Punish someone so as to be a warning to others, as in The teacher made an example of the boy she caught cheating, or The judge imposed a tough sentence to make an example of the car thieves. This usage is first recorded in John Wycliffe's followers' translation of the Bible (c. 1382).
See also: example, make, of

set an example

Also, set a good or bad example . Behave in a way that should (or will) be imitated, as in Dad was always telling Bill to set a good example for his younger brother, or They were afraid of setting a bad example for the other nations. [Late 1700s]
See also: example, set

make an eˈxample of somebody

punish somebody severely for a mistake, crime, etc. so that others will be less likely to do wrong: The judge decided to make an example of the leaders of the riot in order to prevent other disturbances.
See also: example, make, of, somebody

set (somebody) an eˈxample

,

set (somebody) a good, bad, etc. eˈxample

show a standard of work or behaviour for others to follow or copy; show a good, bad, etc. model for others: She sets us all an example (= a good example).You shouldn’t use bad language in front of your children — it sets a bad example.
See also: example, set
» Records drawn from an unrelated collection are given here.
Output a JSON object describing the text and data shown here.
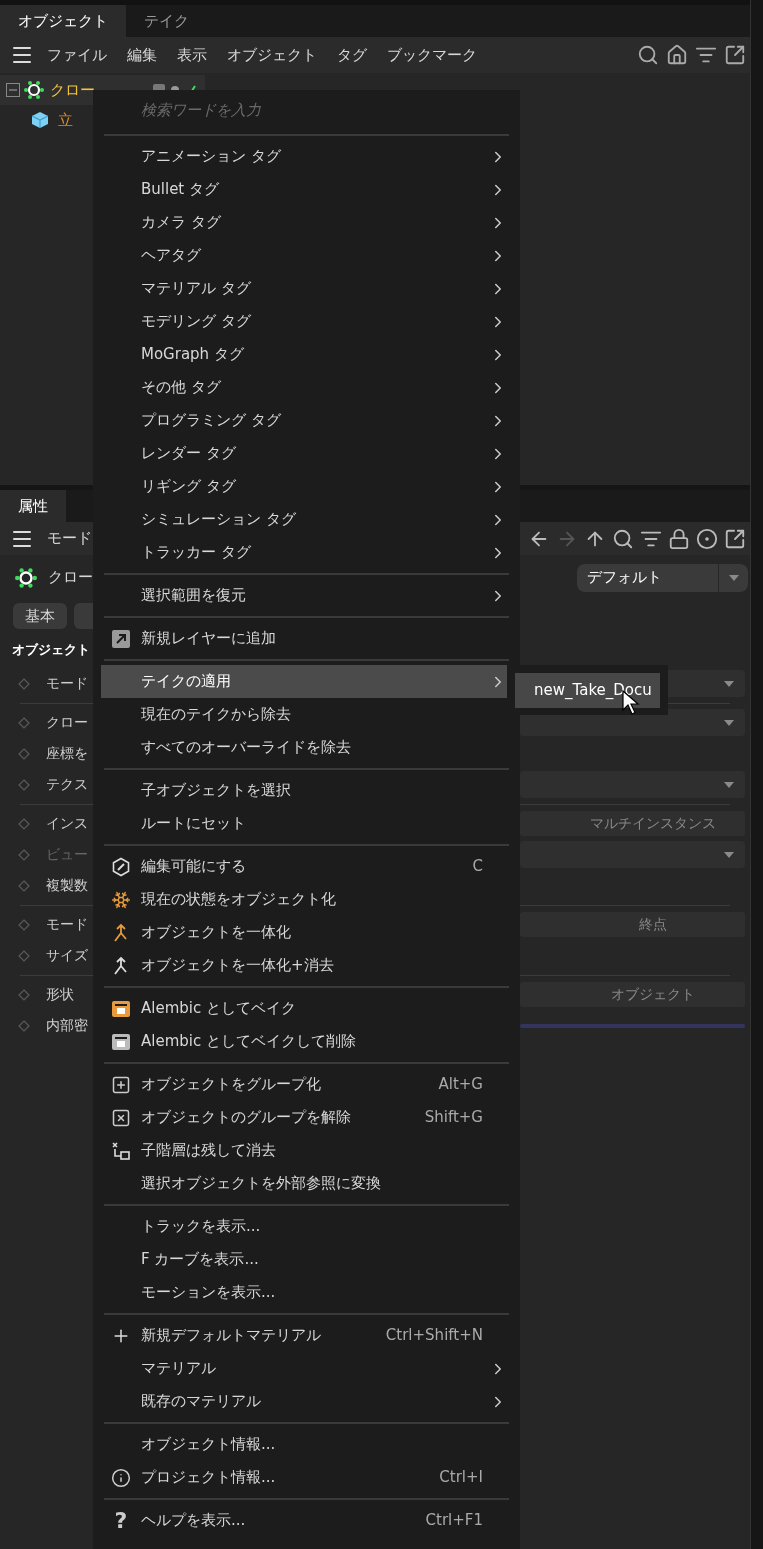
{
  "object_manager": {
    "tabs": [
      {
        "label": "オブジェクト",
        "selected": true
      },
      {
        "label": "テイク",
        "selected": false
      }
    ],
    "menu_bar": [
      "ファイル",
      "編集",
      "表示",
      "オブジェクト",
      "タグ",
      "ブックマーク"
    ],
    "tree": [
      {
        "label": "クロー",
        "expanded": true,
        "children": [
          {
            "label": "立"
          }
        ]
      }
    ]
  },
  "attributes": {
    "tabs": [
      {
        "label": "属性",
        "selected": true
      }
    ],
    "mode_menu": "モード",
    "object_name": "クロー",
    "preset": "デフォルト",
    "mode_buttons": [
      {
        "label": "基本",
        "selected": false
      }
    ],
    "section_title": "オブジェクト",
    "rows": [
      {
        "kind": "row",
        "label": "モード",
        "disabled": false,
        "control": {
          "kind": "dropdown"
        }
      },
      {
        "kind": "separator"
      },
      {
        "kind": "row",
        "label": "クロー",
        "disabled": false,
        "control": {
          "kind": "dropdown"
        }
      },
      {
        "kind": "row",
        "label": "座標を",
        "disabled": false
      },
      {
        "kind": "row",
        "label": "テクス",
        "disabled": false,
        "control": {
          "kind": "dropdown"
        }
      },
      {
        "kind": "separator"
      },
      {
        "kind": "row",
        "label": "インス",
        "disabled": false,
        "control": {
          "kind": "button",
          "text": "マルチインスタンス"
        }
      },
      {
        "kind": "row",
        "label": "ビュー",
        "disabled": true,
        "control": {
          "kind": "dropdown"
        }
      },
      {
        "kind": "row",
        "label": "複製数",
        "disabled": false
      },
      {
        "kind": "separator"
      },
      {
        "kind": "row",
        "label": "モード",
        "disabled": false,
        "control": {
          "kind": "button",
          "text": "終点"
        }
      },
      {
        "kind": "row",
        "label": "サイズ",
        "disabled": false
      },
      {
        "kind": "separator"
      },
      {
        "kind": "row",
        "label": "形状",
        "disabled": false,
        "control": {
          "kind": "button",
          "text": "オブジェクト"
        }
      },
      {
        "kind": "row",
        "label": "内部密",
        "disabled": false,
        "control": {
          "kind": "bar"
        }
      }
    ]
  },
  "context_menu": {
    "search_placeholder": "検索ワードを入力",
    "items": [
      {
        "kind": "item",
        "label": "アニメーション タグ",
        "submenu": true,
        "selected": false
      },
      {
        "kind": "item",
        "label": "Bullet タグ",
        "submenu": true,
        "selected": false
      },
      {
        "kind": "item",
        "label": "カメラ タグ",
        "submenu": true,
        "selected": false
      },
      {
        "kind": "item",
        "label": "ヘアタグ",
        "submenu": true,
        "selected": false
      },
      {
        "kind": "item",
        "label": "マテリアル タグ",
        "submenu": true,
        "selected": false
      },
      {
        "kind": "item",
        "label": "モデリング タグ",
        "submenu": true,
        "selected": false
      },
      {
        "kind": "item",
        "label": "MoGraph タグ",
        "submenu": true,
        "selected": false
      },
      {
        "kind": "item",
        "label": "その他 タグ",
        "submenu": true,
        "selected": false
      },
      {
        "kind": "item",
        "label": "プログラミング タグ",
        "submenu": true,
        "selected": false
      },
      {
        "kind": "item",
        "label": "レンダー タグ",
        "submenu": true,
        "selected": false
      },
      {
        "kind": "item",
        "label": "リギング タグ",
        "submenu": true,
        "selected": false
      },
      {
        "kind": "item",
        "label": "シミュレーション タグ",
        "submenu": true,
        "selected": false
      },
      {
        "kind": "item",
        "label": "トラッカー タグ",
        "submenu": true,
        "selected": false
      },
      {
        "kind": "separator"
      },
      {
        "kind": "item",
        "label": "選択範囲を復元",
        "submenu": true,
        "selected": false
      },
      {
        "kind": "separator"
      },
      {
        "kind": "item",
        "label": "新規レイヤーに追加",
        "submenu": false,
        "selected": false
      },
      {
        "kind": "separator"
      },
      {
        "kind": "item",
        "label": "テイクの適用",
        "submenu": true,
        "selected": true
      },
      {
        "kind": "item",
        "label": "現在のテイクから除去",
        "submenu": false,
        "selected": false
      },
      {
        "kind": "item",
        "label": "すべてのオーバーライドを除去",
        "submenu": false,
        "selected": false
      },
      {
        "kind": "separator"
      },
      {
        "kind": "item",
        "label": "子オブジェクトを選択",
        "submenu": false,
        "selected": false
      },
      {
        "kind": "item",
        "label": "ルートにセット",
        "submenu": false,
        "selected": false
      },
      {
        "kind": "separator"
      },
      {
        "kind": "item",
        "label": "編集可能にする",
        "shortcut": "C",
        "submenu": false,
        "selected": false
      },
      {
        "kind": "item",
        "label": "現在の状態をオブジェクト化",
        "submenu": false,
        "selected": false
      },
      {
        "kind": "item",
        "label": "オブジェクトを一体化",
        "submenu": false,
        "selected": false
      },
      {
        "kind": "item",
        "label": "オブジェクトを一体化+消去",
        "submenu": false,
        "selected": false
      },
      {
        "kind": "separator"
      },
      {
        "kind": "item",
        "label": "Alembic としてベイク",
        "submenu": false,
        "selected": false
      },
      {
        "kind": "item",
        "label": "Alembic としてベイクして削除",
        "submenu": false,
        "selected": false
      },
      {
        "kind": "separator"
      },
      {
        "kind": "item",
        "label": "オブジェクトをグループ化",
        "shortcut": "Alt+G",
        "submenu": false,
        "selected": false
      },
      {
        "kind": "item",
        "label": "オブジェクトのグループを解除",
        "shortcut": "Shift+G",
        "submenu": false,
        "selected": false
      },
      {
        "kind": "item",
        "label": "子階層は残して消去",
        "submenu": false,
        "selected": false
      },
      {
        "kind": "item",
        "label": "選択オブジェクトを外部参照に変換",
        "submenu": false,
        "selected": false
      },
      {
        "kind": "separator"
      },
      {
        "kind": "item",
        "label": "トラックを表示...",
        "submenu": false,
        "selected": false
      },
      {
        "kind": "item",
        "label": "F カーブを表示...",
        "submenu": false,
        "selected": false
      },
      {
        "kind": "item",
        "label": "モーションを表示...",
        "submenu": false,
        "selected": false
      },
      {
        "kind": "separator"
      },
      {
        "kind": "item",
        "label": "新規デフォルトマテリアル",
        "shortcut": "Ctrl+Shift+N",
        "submenu": false,
        "selected": false
      },
      {
        "kind": "item",
        "label": "マテリアル",
        "submenu": true,
        "selected": false
      },
      {
        "kind": "item",
        "label": "既存のマテリアル",
        "submenu": true,
        "selected": false
      },
      {
        "kind": "separator"
      },
      {
        "kind": "item",
        "label": "オブジェクト情報...",
        "submenu": false,
        "selected": false
      },
      {
        "kind": "item",
        "label": "プロジェクト情報...",
        "shortcut": "Ctrl+I",
        "submenu": false,
        "selected": false
      },
      {
        "kind": "separator"
      },
      {
        "kind": "item",
        "label": "ヘルプを表示...",
        "glyph": "?",
        "shortcut": "Ctrl+F1",
        "submenu": false,
        "selected": false
      }
    ]
  },
  "submenu": {
    "items": [
      {
        "label": "new_Take_Docu",
        "selected": true
      }
    ]
  }
}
be a shining eˈxample (of somebody/something)

(also be a shining ˈlight) be a very good example of somebody/something, which other people can follow or copy: Their friends think Phillip and Joan are a shining example of a happily married couple.His books on grammar are a shining light in a very difficult and confused field.
See also: example, shine
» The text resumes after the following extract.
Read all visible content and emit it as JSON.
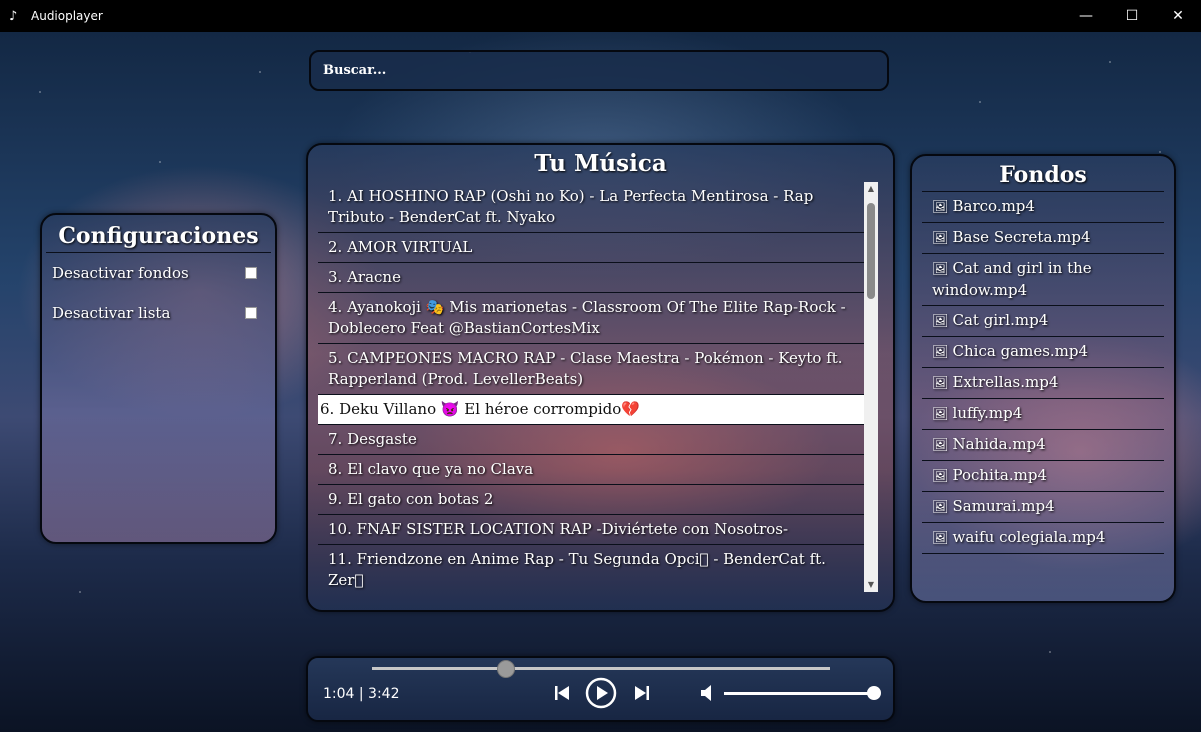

for example

As an illustrative instance: Wear something simple; for example, a skirt and blouse.
See also: example
References in periodicals archive ?
In addition, the study conducted by Ginns, Chandler, and Sweller (2003) indicated that studying worked example was significantly superior than imagining while subjects had low prior knowledge combined with complex tasks.
Example 2: B's parents sell appreciated stock for $10,000 and generate $1,000 long-term capital gain.
One example is the Media Center site of Nashville Community High School in Illinois, which uses RSS to compile dynamic pages of constantly updated local and world news from various sources.
The New Regulations also substitute a new example (24) of when RPSM is appropriate for one under the Proposed Regulations relating to integrated oil exploration services.
For example, during the week spent on measures of central tendencies, an article by Steven Jay Gould where he discussed the use of the median to help understand his diagnosis of cancer was read.
Much of this early work was concentrated in the 1960s and 1970s (see, for example, Glass, 1976).
For example, the teacher might convey the following instructions:
Chapter 4, "The Development of Learners' Example Spaces," deals with what can comprise an individual's example space and how it might evolve.
"It can of course mean that there will be the need to change piping, for example, in the case where better treatment produces water that can replace fresh water on showers or pump sealing water; however, this would be a very positive change that produces savings.
Another simple example of the use of mental mathematics problems is given by Rubenstein (2001).
EXAMPLE: In an intensively competitive market, one of our brokers represented the owner of a "trophy" property.
* Disclosures--General (includes examples of descriptions of organizations and general accounting policies, contingencies and other uncertainties, including going concern questions, related parties, use of estimates, comparative prior period information, foreign operations, accounting changes and sample management statement of responsibility)
With Word documents, for example, you can view the name of the original author, learn the identity of any editors, determine the number of versions, and locate the file path to see where the file is saved.
For example, this year Montana introduced what HSLDA called the "worst bill of the decade." Senate Bill 291 would have required home schools to be supervised by a certified teacher and monitored biannually by the school district, prohibited the home schooling of any child with developmental disabilities (despite the existence of many studies proving that special needs students learn better in a home-school setting), and prohibited home schooling by stepparents and legal guardians.
For example, he tells the story of Vance, who dropped out of the 9th grade.